Every so often, a documentary gains some traction in the mainstream media and catches the public's attention. Blackfish is the most recent film to do that, backed by CNN and released to a wider audience. The story of Tilikum, a male orca whale which has been in captivity since 1983 and has been responsible for the death of several trainers, the documentary questions the ramifications of keeping orcas in captivity, and particularly using them for shows at amusement parks such as Sea World.
I didn't expect the film to really be one I would review for this site, but I wanted to watch it to see what all the hype was about. It was definitely worth my time, and for reasons beyond just the specific plight of the orcas.
Blackfish begins by explaining the circumstances that led to the Occupational Safety and Health Administration (OSHA) suing Sea World, claiming that training orca/killer whales in such close proximity is inherently dangerous. The suit was brought after the violent death of a trainer at Sea World Orlando, after Tilikum attacked her. It then goes on to explain the history of this particular whale, from it being taken as a baby away from its pod in the wild to its current place at Sea World.
His history is a sad one, full of seclusion and isolation. Orcas being highly social creatures, to be ripped away from his mother as a young calf and put with other whales not part of his pod, is difficult enough. Add on top of that years of being penned in small concrete tanks when you are used to swimming freely in the ocean, punished by having your food withheld when you didn't cooperate and do behaviors on cue.
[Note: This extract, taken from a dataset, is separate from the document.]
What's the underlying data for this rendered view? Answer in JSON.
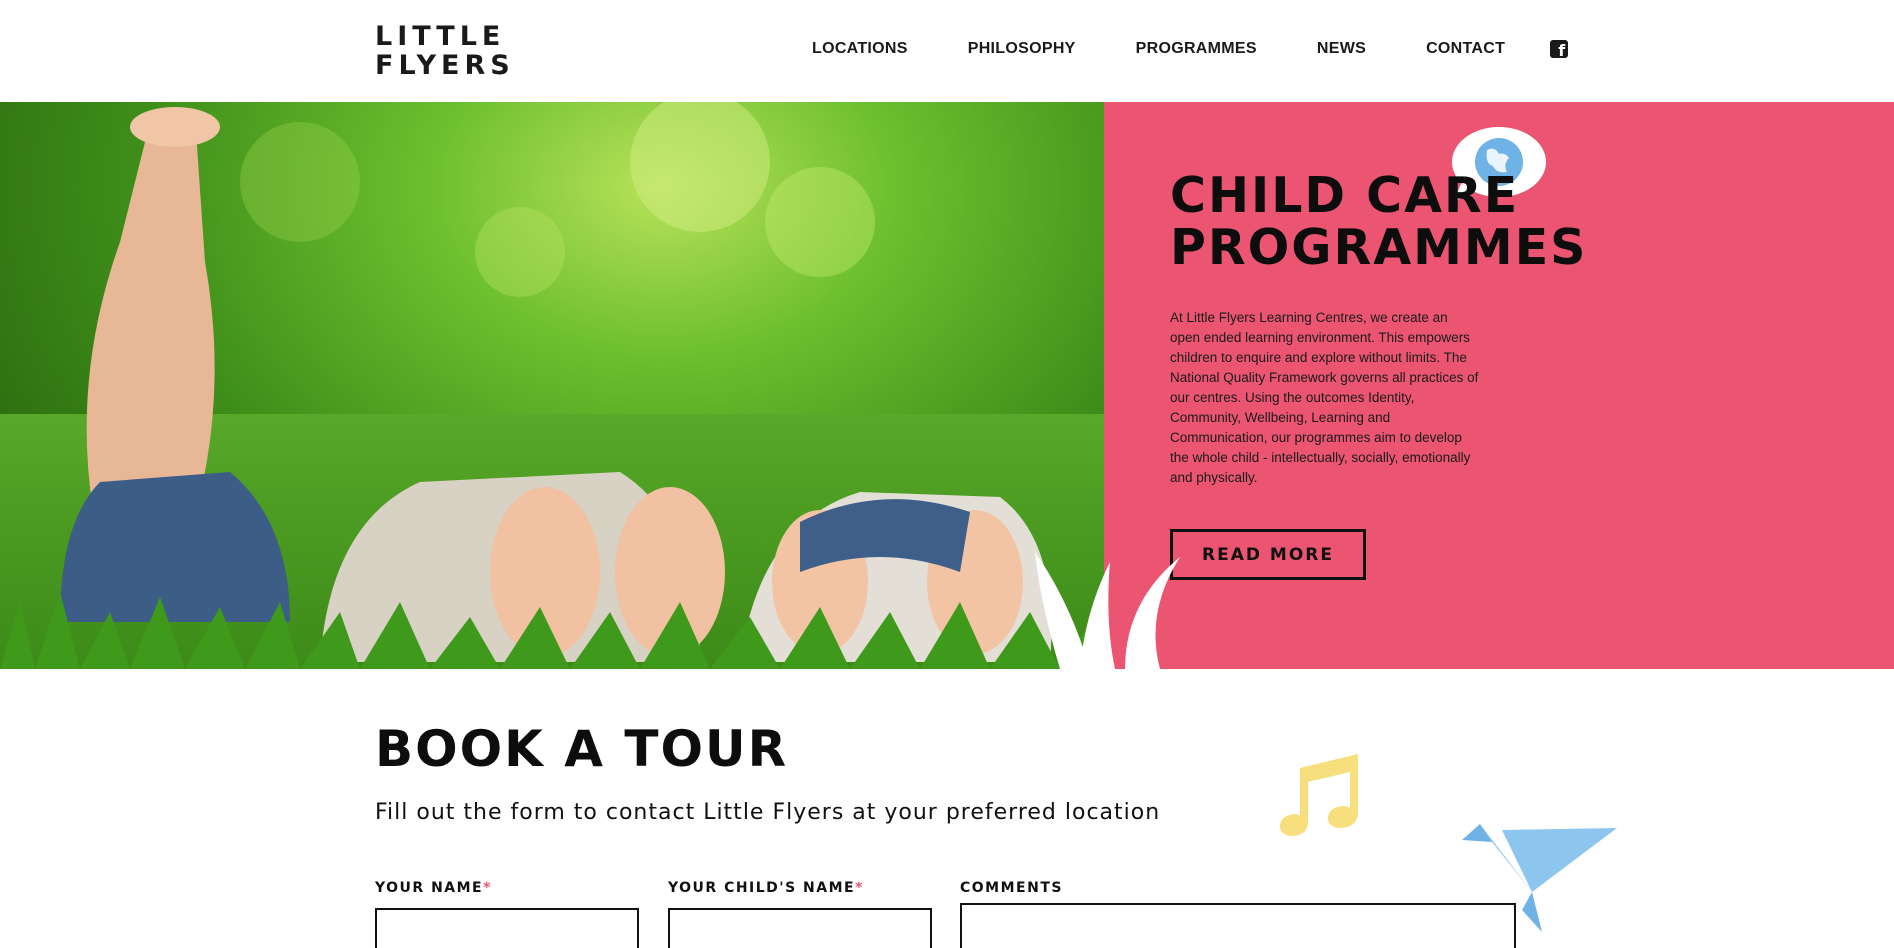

Many critics of this film have talked about how zoos and wildlife in captivity are exploiting animals for profit. That's an entirely different argument and probably one worth thinking about. (Though this film does make clear a distinction between amusement parks and zoos, from the quality of their care to their purpose for existence.)
But more than anything, this film made me think about how we look at animals and their treatment in general. Much has been made of artists canceling performances at Sea World parks and people boycotting the parks in general, in protest of the way orcas are treated. But no matter how many videos are shown of the horrific treatment of animals in factory farms, people continue to purchase and consume animals who lived miserable lives full of suffering, in the farthest thing from their natural existence possible.
One particularly moving portion of the documentary details the first baby orca born in captivity at Sea World, and how she was removed from her mother to another park. When she was removed, the mother orca stayed in the spot where she was taken and shook, making agonizing vocalizations that experts say were meant to be long-range. She was calling out for her lost calf, which she would never see again. It seems awful, and it is. But this happens every time a calf is taken from its mother cow on factory farms, whether used for veal or sold off to another feedlot. There are documented cases of mother cows bellowing for their lost calves, standing in the spot they were last together, emotionally distraught. But we find this okay.
Perhaps it's because orca whales are honestly beautiful creatures, majestic in size and beyond graceful as they glide through the water. We also give them names and think of them with personalities. I recall my sister and I riding on a rubber, blown-up Shamu whale in our tiny kiddy pool growing up. We certainly don't glorify farm animals in such a way. Most people don't look at a cow in pasture as beautiful, let alone seeing that same animal standing knee deep in waste on an industrial feedlot.
Perhaps it's because it's much easier to simply boycott Sea World than it is to stop eating factory farmed meat. After all, there are many great places in this country to amuse ourselves or to learn about wildlife in general. And it's easier to bring out someone's inner activist when the price isn't very high and it doesn't require us to leave our comfort zones.
If you have the opportunity, watch Blackfish. It will make you think critically, which is the hallmark of a good documentary. And the actual cinematography is beautiful. But when you watch it, consider if the orcas are so much different at the end of the day than cows, chickens and pigs and whether or not they deserve the same kind of consideration and respect as Shamu.